Entering the huge grounds of the camel auction, we were almost blinded by the morning sun. There was great activity, even at that hour of the day, and it seemed as though every camel in Africa was there, waiting to be sold. Camels have a probably-justified grieved and complaining look. Although they are asked to carry huge loads, they are really delicate-looking animals. Most of those at the auction grounds were kneeling in the hot sun, their front two legs carefully hobbled, waiting until it was their master’s turn to offer them to an assembled crowd of buyers and onlookers. The stench was particularly strong.

One handsome young man smiled brightly at us (as though he recognized us) and walked swiftly in our direction, hand outstretched and uttering greetings. My companion did not understand French, and she shrank back in alarm.

“He just wants to be friends,” I explained in English. The young man looked hurt. I joked with him a moment and then he smiled. Finally he was able to ceremoniously shake hands with both of us.

We were near the auctioneer when we saw a little drama unfold. One camel owner brought his animal to the auctioneer before being ready. The owner had been daydreaming, and suddenly, made aware that it was his turn, shouted at the animal and began beating it with a stick. Resting on the knees of its hobbled front legs, the animal tried to lunge onto its feet but could not. The owner beat the poor beast furiously, and it made piteous grunting noises as it tried to get off its knees. But the owner had forgotten to loosen the hobbles. I was afraid the camel would break both of its thin legs during its desperate effort to rise.

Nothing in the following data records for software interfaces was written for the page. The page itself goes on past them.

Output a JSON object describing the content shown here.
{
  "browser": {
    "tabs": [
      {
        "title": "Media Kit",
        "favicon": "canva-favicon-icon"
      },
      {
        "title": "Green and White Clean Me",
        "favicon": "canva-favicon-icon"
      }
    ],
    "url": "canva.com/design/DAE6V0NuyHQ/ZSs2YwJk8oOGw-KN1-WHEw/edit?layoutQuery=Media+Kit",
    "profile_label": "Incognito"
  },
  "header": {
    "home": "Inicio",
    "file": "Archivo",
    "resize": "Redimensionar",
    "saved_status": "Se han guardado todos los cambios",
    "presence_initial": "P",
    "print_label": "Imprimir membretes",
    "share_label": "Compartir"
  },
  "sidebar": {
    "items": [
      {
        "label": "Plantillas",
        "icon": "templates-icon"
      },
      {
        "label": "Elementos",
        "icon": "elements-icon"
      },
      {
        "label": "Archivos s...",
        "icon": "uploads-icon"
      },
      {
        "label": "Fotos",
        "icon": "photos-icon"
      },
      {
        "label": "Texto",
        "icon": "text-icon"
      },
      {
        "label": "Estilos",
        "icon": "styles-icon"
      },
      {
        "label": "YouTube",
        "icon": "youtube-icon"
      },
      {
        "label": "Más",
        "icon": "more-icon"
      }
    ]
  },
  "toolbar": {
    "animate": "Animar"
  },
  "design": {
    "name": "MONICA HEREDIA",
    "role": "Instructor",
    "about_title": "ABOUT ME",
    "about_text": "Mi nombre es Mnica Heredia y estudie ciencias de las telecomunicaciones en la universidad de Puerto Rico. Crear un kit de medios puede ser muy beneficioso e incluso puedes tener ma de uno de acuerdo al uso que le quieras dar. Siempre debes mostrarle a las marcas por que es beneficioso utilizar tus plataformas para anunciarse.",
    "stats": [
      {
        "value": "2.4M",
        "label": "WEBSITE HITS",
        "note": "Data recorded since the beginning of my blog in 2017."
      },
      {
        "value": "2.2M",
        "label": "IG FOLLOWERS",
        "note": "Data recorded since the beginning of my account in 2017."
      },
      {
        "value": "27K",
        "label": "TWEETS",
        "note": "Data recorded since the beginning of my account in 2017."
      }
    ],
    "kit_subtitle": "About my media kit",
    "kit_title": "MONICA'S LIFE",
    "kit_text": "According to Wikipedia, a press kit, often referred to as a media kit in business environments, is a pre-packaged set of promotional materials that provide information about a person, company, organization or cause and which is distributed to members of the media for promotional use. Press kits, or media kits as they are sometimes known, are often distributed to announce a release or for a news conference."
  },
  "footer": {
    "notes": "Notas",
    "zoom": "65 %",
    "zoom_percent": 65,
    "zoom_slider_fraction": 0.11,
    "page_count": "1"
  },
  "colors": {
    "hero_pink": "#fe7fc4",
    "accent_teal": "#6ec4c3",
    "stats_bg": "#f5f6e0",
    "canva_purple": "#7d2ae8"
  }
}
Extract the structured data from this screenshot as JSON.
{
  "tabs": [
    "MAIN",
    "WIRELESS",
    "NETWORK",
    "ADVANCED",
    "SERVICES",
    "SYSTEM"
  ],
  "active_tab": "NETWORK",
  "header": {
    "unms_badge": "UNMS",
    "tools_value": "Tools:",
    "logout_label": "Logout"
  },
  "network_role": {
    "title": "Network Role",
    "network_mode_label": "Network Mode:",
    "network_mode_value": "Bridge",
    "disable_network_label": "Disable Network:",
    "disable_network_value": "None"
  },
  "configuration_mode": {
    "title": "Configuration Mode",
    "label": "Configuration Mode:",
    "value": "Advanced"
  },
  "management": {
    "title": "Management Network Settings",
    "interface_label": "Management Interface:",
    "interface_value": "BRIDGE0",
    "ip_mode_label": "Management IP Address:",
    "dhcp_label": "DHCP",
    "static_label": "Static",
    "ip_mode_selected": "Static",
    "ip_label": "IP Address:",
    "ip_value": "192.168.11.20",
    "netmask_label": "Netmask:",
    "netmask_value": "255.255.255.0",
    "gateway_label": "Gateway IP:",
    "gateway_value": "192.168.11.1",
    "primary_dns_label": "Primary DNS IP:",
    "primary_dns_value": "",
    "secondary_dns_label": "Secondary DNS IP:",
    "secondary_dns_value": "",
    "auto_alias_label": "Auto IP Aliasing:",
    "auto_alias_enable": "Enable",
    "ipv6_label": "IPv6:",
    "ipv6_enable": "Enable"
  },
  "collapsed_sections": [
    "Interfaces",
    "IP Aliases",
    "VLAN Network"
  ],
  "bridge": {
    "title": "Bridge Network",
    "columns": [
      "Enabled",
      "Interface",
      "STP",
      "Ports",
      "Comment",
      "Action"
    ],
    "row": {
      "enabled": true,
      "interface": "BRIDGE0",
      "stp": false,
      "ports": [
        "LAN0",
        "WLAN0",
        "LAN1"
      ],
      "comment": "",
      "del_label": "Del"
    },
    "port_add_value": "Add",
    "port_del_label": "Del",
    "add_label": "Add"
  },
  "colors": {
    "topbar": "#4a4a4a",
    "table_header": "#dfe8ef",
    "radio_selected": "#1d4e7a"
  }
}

My companion stood open-mouthed and began crying. She turned to me. “Make him stop beating that poor animal,” she pleaded in her broken English.

“Who, me?” I thought incredulously. Five thousand Somali camel drivers on those grounds, and she wanted me to interfere? Still, I felt for the camel and all the animals and owners in that hot sun. Instead of saying anything, however, I put my arm around her to comfort her. Fortunately, the animal then successfully lurched to its feet, the owner noticed the hobbles, released them, and the drama was concluded.

Later, the spell of a starry sky over the harbor’s placid waters, the sound of distant music, and the light from an incredibly large moon filled me with the wonder of Africa. Arab shopkeepers, raucous camel drivers, and dusky women were all mixed into my thoughts. And underneath my thinking mind something buzzed, revolved, and told me I was alive.

This article is published in Climb the Joyous Mountain.